(g) Name of caller and location now and where telephone contact may be re-established with caller or other responsible party at the emergency site.
Environmental protection and/or other regulatory authorities should be notified of an ammonia spill as may be appropriate and required by applicable law or regulation.
If possible, an ammonia container should be disconnected and removed immediately from the fire zone. If, for any reason, a container cannot be moved, it should be kept cool with water until well after the fire is extinguished. Firefighting personnel should be equipped properly with protective clothing and respiratory equipment.
Employee Safety Training

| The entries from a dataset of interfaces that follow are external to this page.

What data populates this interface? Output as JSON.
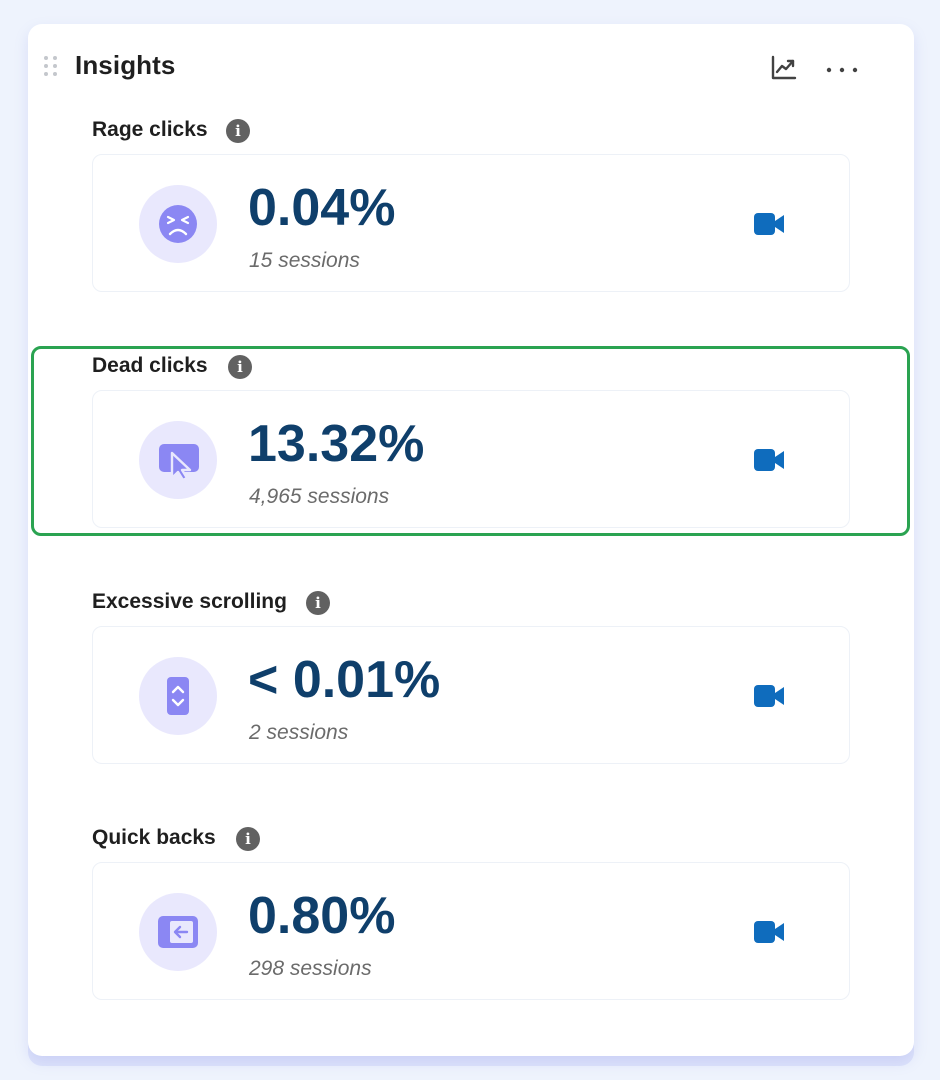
{
  "header": {
    "title": "Insights",
    "chart_icon": "chart-trend-icon",
    "more_icon": "more-horizontal-icon"
  },
  "colors": {
    "accent": "#0f6cbd",
    "value_text": "#0f3f6b",
    "icon_bg": "#e9e8fd",
    "icon_fg": "#8b87f3",
    "highlight": "#2aa351"
  },
  "insights": [
    {
      "label": "Rage clicks",
      "value": "0.04%",
      "sessions": "15 sessions",
      "icon": "angry-face-icon"
    },
    {
      "label": "Dead clicks",
      "value": "13.32%",
      "sessions": "4,965 sessions",
      "icon": "dead-click-cursor-icon"
    },
    {
      "label": "Excessive scrolling",
      "value": "< 0.01%",
      "sessions": "2 sessions",
      "icon": "scroll-icon"
    },
    {
      "label": "Quick backs",
      "value": "0.80%",
      "sessions": "298 sessions",
      "icon": "quick-back-icon"
    }
  ]
}
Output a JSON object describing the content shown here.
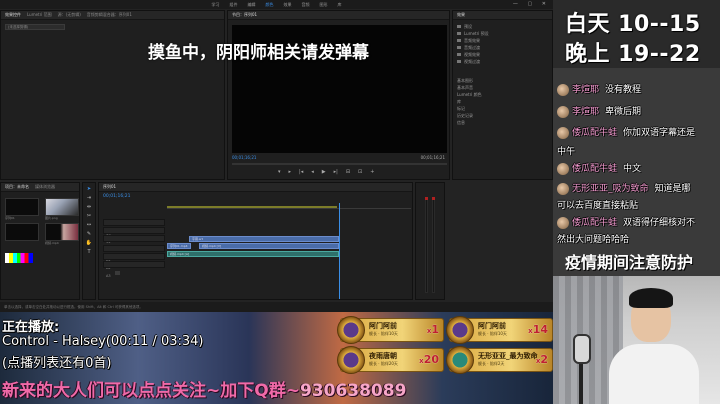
{
  "premiere": {
    "menu": [
      "学习",
      "组件",
      "编辑",
      "颜色",
      "效果",
      "音频",
      "图形",
      "库"
    ],
    "active_menu": "颜色",
    "source_tabs": [
      "效果控件",
      "Lumetri 范围",
      "源：(无剪辑)",
      "音频剪辑混合器：序列01"
    ],
    "source_field": "(未选择剪辑)",
    "program_tab": "节目：序列01",
    "program_timecode": "00;01;16;21",
    "program_fit": "适合",
    "program_duration": "00;01;16;21",
    "effects_tab": "效果",
    "effects_tree": [
      "预设",
      "Lumetri 预设",
      "音频效果",
      "音频过渡",
      "视频效果",
      "视频过渡"
    ],
    "effects_sections": [
      "基本图形",
      "基本声音",
      "Lumetri 颜色",
      "库",
      "标记",
      "历史记录",
      "信息"
    ],
    "project_tabs": [
      "项目：未命名",
      "媒体浏览器"
    ],
    "project_items": [
      "序列01",
      "图片.png",
      "视频.mp4"
    ],
    "timeline_tab": "序列01",
    "timeline_timecode": "00;01;16;21",
    "tracks": [
      "V3",
      "V2",
      "V1",
      "A1",
      "A2",
      "A3"
    ],
    "clips": {
      "v2": "字幕.srt",
      "v1_left": "序列01.mp4",
      "v1_right": "视频.mp4 [V]",
      "a1": "视频.mp4 [A]"
    },
    "status_text": "单击以选择，或单击空白处并拖动以进行框选。使用 Shift、Alt 和 Ctrl 可获得其他选项。"
  },
  "overlay": {
    "banner": "摸鱼中，阴阳师相关请发弹幕"
  },
  "schedule": {
    "day": "白天 10--15",
    "night": "晚上 19--22"
  },
  "danmaku": [
    {
      "user": "",
      "text": ""
    },
    {
      "user": "李煊耶",
      "text": "没有教程"
    },
    {
      "user": "李煊耶",
      "text": "卑微后期"
    },
    {
      "user": "倭瓜配牛蛙",
      "text": "你加双语字幕还是"
    },
    {
      "user": "",
      "text": "中午"
    },
    {
      "user": "倭瓜配牛蛙",
      "text": "中文"
    },
    {
      "user": "无形亚亚_吸为致命",
      "text": "知道是哪"
    },
    {
      "user": "",
      "text": "可以去百度直接粘贴"
    },
    {
      "user": "倭瓜配牛蛙",
      "text": "双语得仔细核对不"
    },
    {
      "user": "",
      "text": "然出大问题哈哈哈"
    }
  ],
  "warning": "疫情期间注意防护",
  "music": {
    "label": "正在播放:",
    "track": "Control - Halsey(00:11 / 03:34)",
    "queue": "(点播列表还有0首)"
  },
  "follow": {
    "text": "新来的大人们可以点点关注~加下Q群~",
    "qq": "930638089"
  },
  "guards": [
    {
      "name": "阿门阿前",
      "sub": "舰长 · 陪伴10天",
      "count": "1"
    },
    {
      "name": "阿门阿前",
      "sub": "舰长 · 陪伴10天",
      "count": "14"
    },
    {
      "name": "夜雨唐朝",
      "sub": "舰长 · 陪伴20天",
      "count": "20"
    },
    {
      "name": "无形亚亚_最为致命",
      "sub": "舰长 · 陪伴2天",
      "count": "2"
    }
  ],
  "colors": {
    "accent_blue": "#3a8ee6",
    "danmaku_name": "#f59ad0",
    "follow_pink": "#f06aa8"
  }
}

Safety in working with ammonia depends on more than Just the availability of personal or emergency protective equipment and clothing. Employee training in safe operation procedures, in first-aid measures and in the use of suitable operating and protective equipment, properly maintained, must also be included as an essential element in any comprehensive safety program.

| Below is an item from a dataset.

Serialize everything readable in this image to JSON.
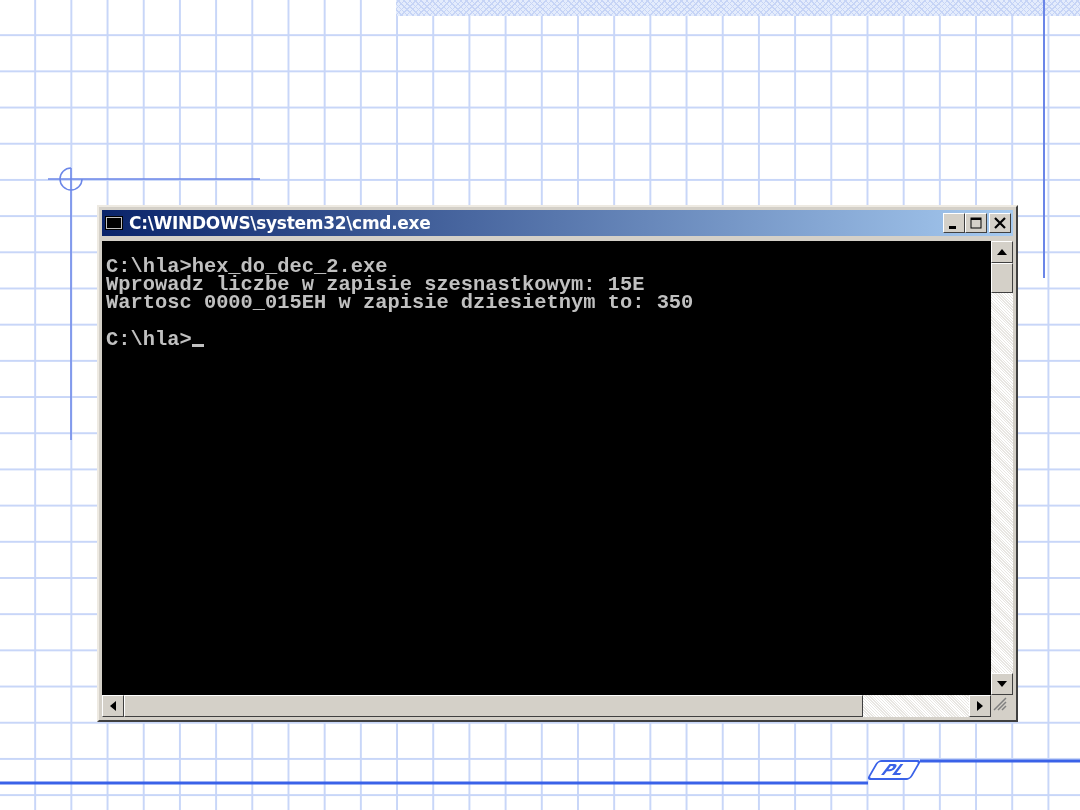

Such safety training is the responsibility of management and should be given to new and old employees at periodic intervals as needed to maintain high proficiency levels. Included should be written and oral instructions followed by drills regarding the location, purpose and use of personal and emergency protective clothing, equipment, safety showers or other water sources, first aid supplies and shut-down equipment such as
valves and switches.

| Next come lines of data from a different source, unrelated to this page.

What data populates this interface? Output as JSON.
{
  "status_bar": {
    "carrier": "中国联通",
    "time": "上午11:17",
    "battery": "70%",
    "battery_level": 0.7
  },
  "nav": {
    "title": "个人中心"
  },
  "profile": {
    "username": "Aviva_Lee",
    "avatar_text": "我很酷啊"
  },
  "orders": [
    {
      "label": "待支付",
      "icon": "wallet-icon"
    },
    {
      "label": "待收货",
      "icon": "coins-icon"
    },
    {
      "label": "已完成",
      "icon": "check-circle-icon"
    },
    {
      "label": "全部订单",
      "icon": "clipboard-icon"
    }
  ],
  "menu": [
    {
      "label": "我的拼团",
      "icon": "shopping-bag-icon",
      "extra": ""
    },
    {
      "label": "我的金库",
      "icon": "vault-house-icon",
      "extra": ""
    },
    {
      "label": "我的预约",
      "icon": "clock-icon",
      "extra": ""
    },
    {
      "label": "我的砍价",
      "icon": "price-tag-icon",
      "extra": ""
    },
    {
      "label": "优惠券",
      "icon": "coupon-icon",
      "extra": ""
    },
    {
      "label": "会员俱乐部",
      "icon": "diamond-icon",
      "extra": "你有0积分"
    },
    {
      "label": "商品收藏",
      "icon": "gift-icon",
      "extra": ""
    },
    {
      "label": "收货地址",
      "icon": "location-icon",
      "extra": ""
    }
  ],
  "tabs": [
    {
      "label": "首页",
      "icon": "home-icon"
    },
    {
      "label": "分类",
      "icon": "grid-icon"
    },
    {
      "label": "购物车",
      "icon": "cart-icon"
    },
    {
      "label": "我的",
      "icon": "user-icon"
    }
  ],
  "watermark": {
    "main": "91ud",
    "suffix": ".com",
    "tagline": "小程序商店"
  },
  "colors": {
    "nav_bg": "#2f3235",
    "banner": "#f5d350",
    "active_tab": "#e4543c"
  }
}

Training should also stress the avoidance of body contact with liquid ammonia or inhalation of gas and the reporting of equipment failures to appropriate supervisory authority.
AddiUOna/ copies of this booklet are available by forwarding a request to LaRoche Industries Inc.
Material Safety Data Sheets are also available by similar request.
The information and suggestions compiled in ltIiS booklet are derived from sources believed to be reputable and reliable. HOWEVER, LAROCHE INDusmlES INC. SUPPLIES THIS BOOKLET MERELY AS A GRATUITOUS SERVICE AND MAKES NO WARRAN7Y OR GUARANTEE OF RESULTS, OR OF ANY OTHER MATTER WHATSOEVER, EXPRESSED OR IMPLIED, AND ASSUMES NO UABIUTY WHATSOEVER IN CONNECnoN WITH THE INFORMATION AND SUGGESTIONS HEREIN. No assumption shaH be made as to the correctness or sufIIdency of any representation in the booklet 01' that certain CilCUmstances may not warrant Of require modified or additional precautions or action8.
This booklet is not intended to present applicable federal, state Of muniCipal laws, rules or ~ratIona, insurance requirements or national safety codes, aIIhoogh some statements may be similar or identical. The reader is instructed to obtain competent prolesaional adViCe regarding compliance with applicable laws.
Selected Ammonia Safety References and Training Aids
1. Safety Requirements for the Storage and Handling of Anhydrous Ammonia, ANSI·K61 .1 American National Standards Institute, Inc. (ANSI) 1430 Broadway
New York, NY 10018 (212) 354·3300
2. Anhydrous Ammonia, Pamphlet G·2 Compressed Gas Association, Inc. (eGA) 1235 Jefferson Davis Highway
Arlington, VA 22202
3. Anhydrous Ammonia Safety Video laRoche Industries Inc.
1100 Johnson Ferry Road, N.E. Atlanta, GA 30342
4. For The Rest of Your Life, 16mm color sound film National Society for the Preservation of Blindness, Inc. 79 Madison Avenue
New York, NY 10016